• Sat. Jul 13th, 2024

What is Lottery?


Apr 13, 2024

Lottery is a type of gambling in which people purchase tickets for the chance to win money or other prizes. Several governments regulate the lottery and use it to raise funds for public projects such as schools, roads, hospitals, and canals. Many states also hold national lotteries with bigger prizes such as vacations and automobiles.

Buying a ticket to the lottery can be fun, but you need to be aware of the odds. The chance of winning a prize depends on how many tickets you buy and the number combinations you choose. You can improve your chances of winning by choosing numbers that aren’t close together, and avoiding those that have sentimental value (like birthdays or other special dates). You should also look for singletons on the outside edge of the drawing space. These will indicate that the number you’re playing has appeared less often than others.

Although casting lots to determine fates and possessions has a long history, public lotteries that award money prizes are much more recent. The first recorded public lottery was held in the Roman Empire during the reign of Emperor Augustus to pay for repairs in Rome. Earlier lotteries distributed items of unequal value, such as dinnerware or livestock, to participants at feasts or entertainment events.

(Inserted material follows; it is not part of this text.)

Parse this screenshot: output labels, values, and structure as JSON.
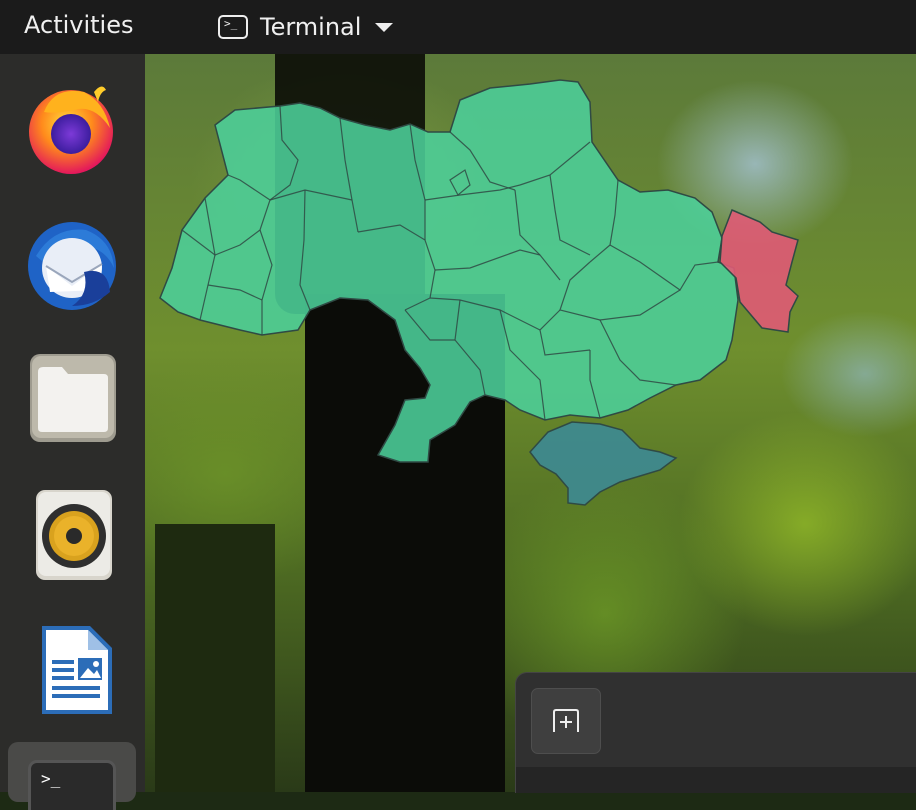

Lotteries are run as businesses with a focus on maximizing revenues. Their advertising tries to persuade people to spend more than they can afford on tickets, and it frequently targets specific groups of people: convenience store owners (the usual vendors for the lottery); lottery suppliers (heavy contributions from them to state political campaigns are regularly reported); teachers (in states in which a portion of proceeds is earmarked for education); and people with low incomes (lottery play decreases with increased income). The promotion of this form of gambling raises serious questions about how appropriate this role for government is.